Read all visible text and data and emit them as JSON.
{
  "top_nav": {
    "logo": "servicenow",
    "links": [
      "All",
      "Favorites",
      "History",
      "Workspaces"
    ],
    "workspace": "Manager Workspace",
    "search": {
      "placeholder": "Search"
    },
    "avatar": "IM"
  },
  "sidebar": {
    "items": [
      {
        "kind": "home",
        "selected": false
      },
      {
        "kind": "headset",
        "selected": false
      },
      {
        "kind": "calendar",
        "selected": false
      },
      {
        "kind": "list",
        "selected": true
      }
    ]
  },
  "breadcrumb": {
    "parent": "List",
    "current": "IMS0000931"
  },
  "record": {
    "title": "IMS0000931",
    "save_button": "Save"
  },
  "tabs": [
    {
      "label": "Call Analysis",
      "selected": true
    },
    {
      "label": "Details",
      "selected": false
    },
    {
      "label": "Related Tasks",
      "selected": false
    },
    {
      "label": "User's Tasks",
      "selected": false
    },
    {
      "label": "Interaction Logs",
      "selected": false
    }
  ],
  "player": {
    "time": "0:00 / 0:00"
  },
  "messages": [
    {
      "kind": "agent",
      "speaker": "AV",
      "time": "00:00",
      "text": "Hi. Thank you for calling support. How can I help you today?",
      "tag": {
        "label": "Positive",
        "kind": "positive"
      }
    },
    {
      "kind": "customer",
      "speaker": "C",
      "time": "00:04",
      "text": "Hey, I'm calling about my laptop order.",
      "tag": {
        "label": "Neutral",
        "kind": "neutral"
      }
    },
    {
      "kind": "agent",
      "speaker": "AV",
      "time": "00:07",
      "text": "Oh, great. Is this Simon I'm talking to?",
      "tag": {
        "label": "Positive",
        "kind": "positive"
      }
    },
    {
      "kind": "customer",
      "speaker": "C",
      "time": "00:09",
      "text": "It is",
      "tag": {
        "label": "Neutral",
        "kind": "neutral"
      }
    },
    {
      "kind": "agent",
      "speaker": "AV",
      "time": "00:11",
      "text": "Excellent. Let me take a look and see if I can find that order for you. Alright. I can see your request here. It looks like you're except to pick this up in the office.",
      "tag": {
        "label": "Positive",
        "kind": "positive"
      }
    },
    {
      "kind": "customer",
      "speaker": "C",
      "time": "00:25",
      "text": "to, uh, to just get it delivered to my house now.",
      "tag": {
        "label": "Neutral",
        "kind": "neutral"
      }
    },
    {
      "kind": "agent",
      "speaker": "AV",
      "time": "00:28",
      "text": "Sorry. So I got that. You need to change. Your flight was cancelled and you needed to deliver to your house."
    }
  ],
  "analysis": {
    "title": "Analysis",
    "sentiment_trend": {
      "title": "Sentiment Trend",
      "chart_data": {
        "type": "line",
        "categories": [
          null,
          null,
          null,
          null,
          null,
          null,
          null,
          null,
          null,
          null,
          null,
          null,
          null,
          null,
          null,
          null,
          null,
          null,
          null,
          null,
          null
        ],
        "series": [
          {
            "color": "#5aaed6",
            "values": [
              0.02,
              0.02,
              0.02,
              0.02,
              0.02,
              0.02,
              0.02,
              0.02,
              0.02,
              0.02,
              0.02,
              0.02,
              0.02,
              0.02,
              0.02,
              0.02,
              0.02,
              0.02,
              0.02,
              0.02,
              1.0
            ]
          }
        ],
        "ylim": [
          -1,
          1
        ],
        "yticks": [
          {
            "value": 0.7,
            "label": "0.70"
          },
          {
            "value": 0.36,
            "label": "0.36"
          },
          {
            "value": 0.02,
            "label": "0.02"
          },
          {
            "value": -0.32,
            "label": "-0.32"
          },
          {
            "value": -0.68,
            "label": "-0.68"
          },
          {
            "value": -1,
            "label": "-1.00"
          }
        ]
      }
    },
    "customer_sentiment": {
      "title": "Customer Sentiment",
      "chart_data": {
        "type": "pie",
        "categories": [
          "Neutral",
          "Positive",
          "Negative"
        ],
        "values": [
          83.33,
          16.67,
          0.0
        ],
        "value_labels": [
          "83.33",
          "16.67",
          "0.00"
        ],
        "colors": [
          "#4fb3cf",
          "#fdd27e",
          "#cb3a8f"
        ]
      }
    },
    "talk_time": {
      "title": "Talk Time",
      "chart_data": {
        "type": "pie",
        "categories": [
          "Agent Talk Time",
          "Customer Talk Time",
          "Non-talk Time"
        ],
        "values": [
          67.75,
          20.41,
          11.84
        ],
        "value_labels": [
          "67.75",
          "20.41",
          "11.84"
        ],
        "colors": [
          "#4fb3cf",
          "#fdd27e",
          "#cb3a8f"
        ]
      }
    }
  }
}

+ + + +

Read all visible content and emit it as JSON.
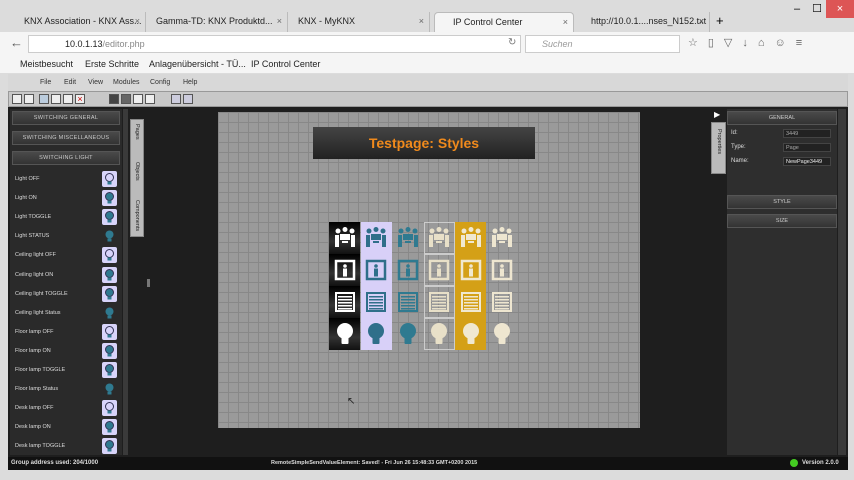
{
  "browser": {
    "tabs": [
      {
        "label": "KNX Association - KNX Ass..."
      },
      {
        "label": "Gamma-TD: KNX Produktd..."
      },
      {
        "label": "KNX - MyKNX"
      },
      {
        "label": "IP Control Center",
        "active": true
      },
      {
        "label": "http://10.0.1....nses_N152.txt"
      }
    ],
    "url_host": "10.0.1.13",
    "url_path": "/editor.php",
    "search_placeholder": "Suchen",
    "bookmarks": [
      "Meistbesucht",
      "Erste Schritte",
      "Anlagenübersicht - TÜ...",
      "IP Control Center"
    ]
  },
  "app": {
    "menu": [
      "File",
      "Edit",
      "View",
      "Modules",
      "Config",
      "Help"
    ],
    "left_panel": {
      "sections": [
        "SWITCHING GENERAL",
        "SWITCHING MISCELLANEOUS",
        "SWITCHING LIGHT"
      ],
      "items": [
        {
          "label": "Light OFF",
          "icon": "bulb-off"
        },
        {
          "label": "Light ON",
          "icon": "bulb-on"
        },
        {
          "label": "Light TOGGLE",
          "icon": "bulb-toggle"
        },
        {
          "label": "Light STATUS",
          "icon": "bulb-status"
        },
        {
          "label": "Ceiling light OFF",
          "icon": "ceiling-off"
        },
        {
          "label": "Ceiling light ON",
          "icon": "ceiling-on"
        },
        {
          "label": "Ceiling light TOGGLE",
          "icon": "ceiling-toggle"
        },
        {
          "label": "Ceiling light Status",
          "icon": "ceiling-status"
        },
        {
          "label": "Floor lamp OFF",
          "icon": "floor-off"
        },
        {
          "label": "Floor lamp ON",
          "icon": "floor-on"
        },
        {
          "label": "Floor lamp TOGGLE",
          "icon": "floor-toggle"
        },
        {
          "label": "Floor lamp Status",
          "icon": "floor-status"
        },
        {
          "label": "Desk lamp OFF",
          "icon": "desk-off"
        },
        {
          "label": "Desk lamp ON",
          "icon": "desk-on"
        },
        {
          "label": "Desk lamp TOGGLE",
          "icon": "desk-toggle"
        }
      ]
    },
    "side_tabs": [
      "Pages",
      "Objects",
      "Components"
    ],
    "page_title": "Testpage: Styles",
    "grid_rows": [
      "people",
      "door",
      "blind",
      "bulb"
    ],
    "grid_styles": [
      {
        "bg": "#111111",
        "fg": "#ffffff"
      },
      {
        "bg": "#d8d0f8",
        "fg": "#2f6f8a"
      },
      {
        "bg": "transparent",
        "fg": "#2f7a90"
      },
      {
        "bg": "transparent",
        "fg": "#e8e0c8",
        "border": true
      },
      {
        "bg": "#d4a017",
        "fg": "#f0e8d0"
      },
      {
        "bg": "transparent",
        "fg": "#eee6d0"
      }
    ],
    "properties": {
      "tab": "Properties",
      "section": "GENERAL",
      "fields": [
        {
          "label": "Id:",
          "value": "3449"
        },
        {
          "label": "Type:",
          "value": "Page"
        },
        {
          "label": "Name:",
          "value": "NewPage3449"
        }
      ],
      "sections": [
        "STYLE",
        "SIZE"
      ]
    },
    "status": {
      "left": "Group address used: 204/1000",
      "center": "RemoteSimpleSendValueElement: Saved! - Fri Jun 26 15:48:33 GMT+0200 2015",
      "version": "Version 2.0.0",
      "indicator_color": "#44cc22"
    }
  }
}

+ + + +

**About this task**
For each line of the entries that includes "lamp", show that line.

**Response area**
          "label": "Floor lamp OFF",
          "label": "Floor lamp ON",
          "label": "Floor lamp TOGGLE",
          "label": "Floor lamp Status",
          "label": "Desk lamp OFF",
          "label": "Desk lamp ON",
          "label": "Desk lamp TOGGLE",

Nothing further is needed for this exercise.